Unfortunately, the Python 2.x vs 3.x divide exists and so far, I have yet to be able to completely commit to 3.x due to a few packages with legacy issues. Luckily, there is a pretty easy solution below. Note, your Mac has Python preinstalled (go to terminal and type python to start coding…). However, if you want to update any packages, you can quickly run into issues. So it is easiest to install your own version of Python.

  1. Install Anaconda (I advocate version 2.7, Anaconda will call this environment root)
  2. I recommend using Anaconda Navigator and using Spyder for an IDE
  3. Install version 3.5 and make an environment (in Anaconda Navigator or terminal commands below):
    $ conda create -n python3.5 python=3.5 anaconda
  4. You can switch between python environments  {root, python3.5}
    $ source activate {insert environment name here}
  5. To add new python packages use conda or pip (anaconda has made its own pip the default)
  6. WARNING: always close Spyder before using conda update or pip. I got stuck in some weird place where Spyder would no longer launch. Apparently it can happen if Spyder is open and underlying packages get changed.

To get around the 2.x vs 3.x issue, go to your terminal and use pip install for the following packages: future, importlib, unittest2, and argparse. See the package’s website for details of any differences. Then, start your Python code with the following two lines:

from __future__ import (absolute_import, division, print_function, 

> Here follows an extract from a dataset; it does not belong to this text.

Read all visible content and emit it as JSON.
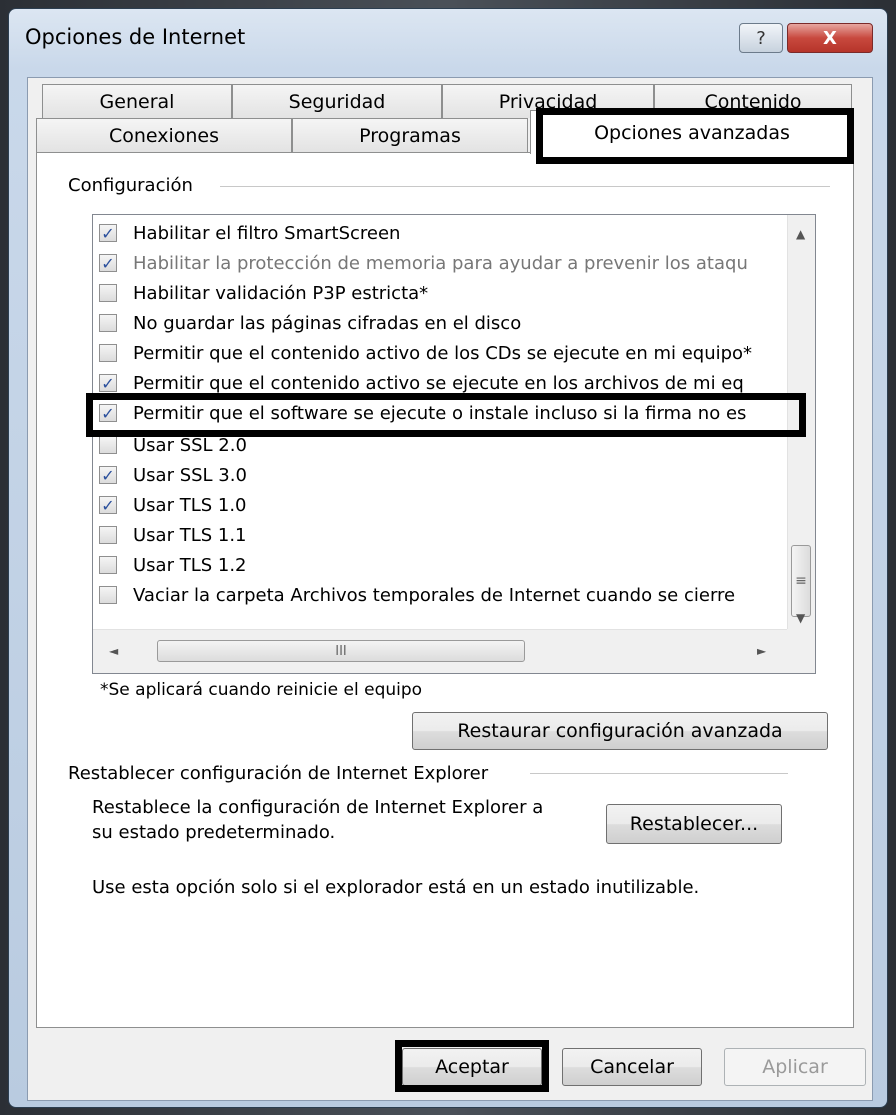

from builtins import *

For nearly all scientific computing applications, you are essentially writing Python 3 code. So make sure to read the correct documentation!

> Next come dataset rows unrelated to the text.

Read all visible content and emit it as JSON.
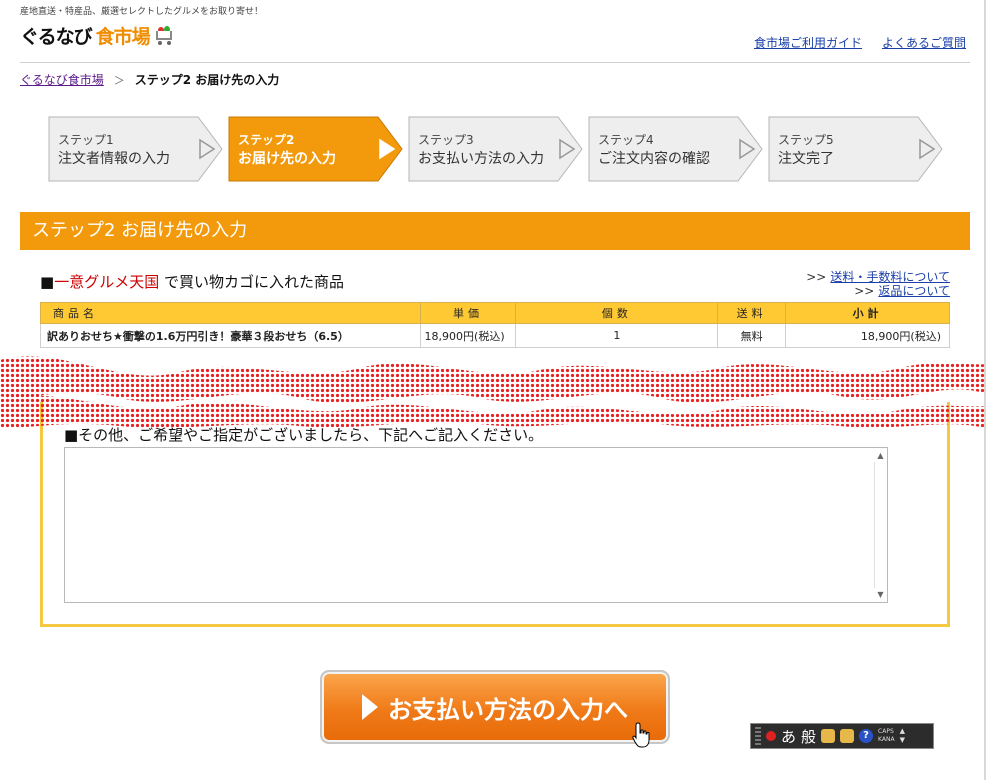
{
  "header": {
    "tagline": "産地直送・特産品、厳選セレクトしたグルメをお取り寄せ！",
    "logo_main": "ぐるなび",
    "logo_sub": "食市場",
    "links": [
      "食市場ご利用ガイド",
      "よくあるご質問"
    ]
  },
  "breadcrumb": {
    "home": "ぐるなび食市場",
    "separator": "＞",
    "current": "ステップ2 お届け先の入力"
  },
  "steps": [
    {
      "num": "ステップ1",
      "label": "注文者情報の入力",
      "active": false
    },
    {
      "num": "ステップ2",
      "label": "お届け先の入力",
      "active": true
    },
    {
      "num": "ステップ3",
      "label": "お支払い方法の入力",
      "active": false
    },
    {
      "num": "ステップ4",
      "label": "ご注文内容の確認",
      "active": false
    },
    {
      "num": "ステップ5",
      "label": "注文完了",
      "active": false
    }
  ],
  "section_title": "ステップ2 お届け先の入力",
  "cart": {
    "mark": "■",
    "store": "一意グルメ天国",
    "suffix": "で買い物カゴに入れた商品",
    "link_shipping": "送料・手数料について",
    "link_return": "返品について",
    "link_prefix": ">>",
    "headers": [
      "商品名",
      "単価",
      "個数",
      "送料",
      "小計"
    ],
    "row": {
      "name": "訳ありおせち★衝撃の1.6万円引き！豪華３段おせち（6.5）",
      "price": "18,900円(税込)",
      "qty": "1",
      "shipping": "無料",
      "subtotal": "18,900円(税込)"
    }
  },
  "notes": {
    "label": "■その他、ご希望やご指定がございましたら、下記へご記入ください。",
    "value": ""
  },
  "cta_label": "お支払い方法の入力へ",
  "ime": {
    "mode": "あ",
    "mode2": "般",
    "caps": "CAPS",
    "kana": "KANA"
  },
  "colors": {
    "brand_orange": "#f39a0c",
    "table_header": "#ffc933",
    "notes_border": "#f5c842",
    "halftone_red": "#e82020"
  }
}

Personally, I found Anaconda to be a lifesaver. Otherwise, I got stuck in some weird infinite update loop to install all required packages for machine learning (specifically Theano).

Now you are ready to code! If you aren’t familiar with Python, my recommended tutorials will be in a future post.


The one ring to rule them all: Python


This lays out why I think all scientists should learn Python first and use it as their primary programming language. I think many of the reasons why scientists should learn Python first are equally applicable to everyone, but computer scientists and others probably have different demands for their primary language.

First, a quick history of languages I have programmed in. My first programming project was as a freshman in college and I used Fortran for simulations of water molecules. Then as a sophomore I used MATLAB for a summer research project that testing components for a high energy experiment. The following summer I used C for a summer research project on stochastic simulations. This was followed by me taking my first programming course where I used Java.

At this point I had used a slew of programming languages, but MATLAB was my primary language. I rarely had to deal with strings or statistics, so MATLAB had everything I needed. This continued into graduate school. Eventually, I ended up doing some bioinformatics, so I had to learn R. And finally, just for the hell of it, I decided to write some code in Python. Additionally, I have used Mathematica, but I wouldn’t count it as a true language.

So this is a really long-winded explanation of why I have some credibility when I say Python is the best (compared to Fortran, C, MATLAB, Java, and R which with I have personal experience). When I started my postdoc, it seemed like the perfect time to make the complete switch to only use Python.

So to start with, why would I recommend it as a first language?

  1. Correct level of difficulty
  2. Pythonic – simple expressions usually work as you would guess
  3. Versatile – can do everything one needs
  4. Open sourced
  5. Community – lots of great packages

And why should scientists use it?

  1. Versatile – handles all data types easily (unlike MATLAB)
  2. Fast enough – Cython, Theano, etc can be used when speed matters
  3. Plenty of scientific packages – Numpy, Scipy, Matplotlib, Scikit-Learn, etc
  4. Large science community – new packages all the time

Additionally, its a language that is popular enough (see here and here) to lead to a job in industry and will safely be around for years to come. So please drink the Kool-Aid and join the Python cult!